o “If it is to be sustained, our satisfaction has to be something that transcends external circumstances. It cannot be something that we put in the hands of things that are completely beyond our control.” (47)
o “Continuous change is now an accepted part of life and business. The waves of change are constantly crashing on the shore of our lives, but it is a well-defined value structure that allows us to thrive in the midst of the change. It us the unchanging that allows us to make sense of the change.” (79)
o “There are five facets to the process [of increasing the level of personal and professional satisfaction that we experience in our lives]: (1) Assessment, (2) Priorities, (3) Core Habits, (4) Weekly Strategy Session, and (5) Quarterly Review. All of these are interconnected and play either a macro or micro role within the overall process. To neglect one is to tamper with the system, which always leads the system to break down.” (107)
o “The most important part of any system is accountability…I have noticed that most people can do something for a few days, or a few weeks, but over time they tend to slip back into old self-destructive ways. That’s why we need doctors, managers, parents, leaders, role models, and mentors.” (134)
The Personal and Professional Satisfaction System that Kelly explains and strongly recommends – indeed any system – can only provide a framework (albeit one that is to some extent self-correcting) and its effectiveness depends almost entirely by the person who adopts it and then applies it. Viewed as a journey, the process of increasing one’s level of personal and professional satisfaction is not automatic. Although the ultimate destination is certain, efforts to get there will encounter doubts, distractions, ambiguities, resistance (at least some of it self-generated), and temporary setbacks. The “balance” to which Kelly frequently refers evokes the image of a spinning gyroscope rather than an up-and-down see saw (or teeter totter) because its steady rotation is maintained amidst changes in location. A sturdy moral “compass” and a well-defined value structure ensure both proper balance and steady progress.

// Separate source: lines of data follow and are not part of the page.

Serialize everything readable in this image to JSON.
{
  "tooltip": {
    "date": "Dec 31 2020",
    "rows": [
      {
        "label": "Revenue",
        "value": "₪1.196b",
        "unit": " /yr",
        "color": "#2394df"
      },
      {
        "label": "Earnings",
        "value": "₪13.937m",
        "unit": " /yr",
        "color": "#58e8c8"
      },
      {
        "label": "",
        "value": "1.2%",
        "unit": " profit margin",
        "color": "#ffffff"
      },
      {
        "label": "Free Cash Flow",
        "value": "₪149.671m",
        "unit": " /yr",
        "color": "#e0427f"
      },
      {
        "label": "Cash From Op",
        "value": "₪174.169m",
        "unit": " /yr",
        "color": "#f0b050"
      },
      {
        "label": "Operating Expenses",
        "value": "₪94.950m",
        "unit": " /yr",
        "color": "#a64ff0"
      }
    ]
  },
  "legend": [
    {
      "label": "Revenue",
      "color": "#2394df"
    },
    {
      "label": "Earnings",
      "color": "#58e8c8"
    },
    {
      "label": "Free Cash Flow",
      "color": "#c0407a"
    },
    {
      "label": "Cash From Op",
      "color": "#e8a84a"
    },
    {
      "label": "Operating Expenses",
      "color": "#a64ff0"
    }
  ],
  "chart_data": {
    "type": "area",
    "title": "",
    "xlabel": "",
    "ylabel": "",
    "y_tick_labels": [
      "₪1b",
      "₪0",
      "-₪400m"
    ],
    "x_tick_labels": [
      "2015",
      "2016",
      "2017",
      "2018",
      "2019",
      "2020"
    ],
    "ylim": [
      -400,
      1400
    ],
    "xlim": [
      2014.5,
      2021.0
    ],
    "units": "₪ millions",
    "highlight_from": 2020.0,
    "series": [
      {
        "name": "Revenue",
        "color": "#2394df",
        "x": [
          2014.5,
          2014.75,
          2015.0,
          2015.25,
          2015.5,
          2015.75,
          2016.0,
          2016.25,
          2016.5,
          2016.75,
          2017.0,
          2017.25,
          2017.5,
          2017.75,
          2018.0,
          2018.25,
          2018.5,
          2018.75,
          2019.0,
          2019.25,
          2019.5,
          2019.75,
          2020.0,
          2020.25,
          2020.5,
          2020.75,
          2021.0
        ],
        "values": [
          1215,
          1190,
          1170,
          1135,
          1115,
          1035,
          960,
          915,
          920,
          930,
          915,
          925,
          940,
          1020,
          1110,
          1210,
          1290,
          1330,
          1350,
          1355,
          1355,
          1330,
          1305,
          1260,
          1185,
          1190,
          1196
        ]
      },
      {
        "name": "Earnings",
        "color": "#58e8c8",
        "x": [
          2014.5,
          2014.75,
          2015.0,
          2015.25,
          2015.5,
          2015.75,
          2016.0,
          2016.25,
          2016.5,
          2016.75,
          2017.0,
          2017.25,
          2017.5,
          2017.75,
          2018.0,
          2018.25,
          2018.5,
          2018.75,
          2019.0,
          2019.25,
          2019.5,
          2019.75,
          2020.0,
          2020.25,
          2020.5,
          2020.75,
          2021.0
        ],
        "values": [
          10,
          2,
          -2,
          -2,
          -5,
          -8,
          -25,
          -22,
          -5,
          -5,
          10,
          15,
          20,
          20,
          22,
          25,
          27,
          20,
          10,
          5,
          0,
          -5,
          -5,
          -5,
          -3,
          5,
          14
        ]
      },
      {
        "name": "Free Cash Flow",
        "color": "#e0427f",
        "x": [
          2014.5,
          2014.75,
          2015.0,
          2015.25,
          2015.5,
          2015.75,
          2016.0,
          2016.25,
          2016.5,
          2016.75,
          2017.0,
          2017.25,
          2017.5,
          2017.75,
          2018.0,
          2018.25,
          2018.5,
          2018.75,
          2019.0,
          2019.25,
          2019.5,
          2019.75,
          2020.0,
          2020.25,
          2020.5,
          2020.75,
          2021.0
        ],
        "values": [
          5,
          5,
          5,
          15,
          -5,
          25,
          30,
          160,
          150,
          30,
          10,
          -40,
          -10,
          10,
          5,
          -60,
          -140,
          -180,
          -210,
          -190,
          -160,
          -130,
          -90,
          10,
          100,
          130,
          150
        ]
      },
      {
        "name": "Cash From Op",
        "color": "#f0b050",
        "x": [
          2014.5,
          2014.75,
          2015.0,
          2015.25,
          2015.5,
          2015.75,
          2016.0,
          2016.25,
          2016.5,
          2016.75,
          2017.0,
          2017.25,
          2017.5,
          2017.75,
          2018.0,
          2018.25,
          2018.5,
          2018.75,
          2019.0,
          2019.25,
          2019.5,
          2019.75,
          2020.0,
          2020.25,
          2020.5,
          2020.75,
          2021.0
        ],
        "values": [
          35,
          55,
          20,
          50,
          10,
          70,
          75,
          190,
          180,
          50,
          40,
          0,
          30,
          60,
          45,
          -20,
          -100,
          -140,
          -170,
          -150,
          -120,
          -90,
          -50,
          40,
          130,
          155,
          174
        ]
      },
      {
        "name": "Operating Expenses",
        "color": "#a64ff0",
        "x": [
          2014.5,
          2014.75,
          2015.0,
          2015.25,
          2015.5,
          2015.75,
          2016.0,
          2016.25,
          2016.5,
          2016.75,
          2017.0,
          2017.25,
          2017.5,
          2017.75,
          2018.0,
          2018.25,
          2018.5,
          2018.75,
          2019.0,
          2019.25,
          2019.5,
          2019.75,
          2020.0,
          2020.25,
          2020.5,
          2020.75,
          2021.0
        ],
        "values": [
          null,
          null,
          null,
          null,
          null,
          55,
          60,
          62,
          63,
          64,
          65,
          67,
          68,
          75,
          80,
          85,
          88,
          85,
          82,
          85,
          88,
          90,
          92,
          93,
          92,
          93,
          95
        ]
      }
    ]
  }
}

Years ago, Stephen Covey observed that people spend too much time on what is urgent and not enough time on what is important. I agree and so does Matthew Kelley. “To lay your head on your pillow at night, knowing that who you are and what you do make sense…now, that is satisfaction.” We are also well-advised to recall advice from Oscar Wilde: “Be yourself. Everyone else is taken.”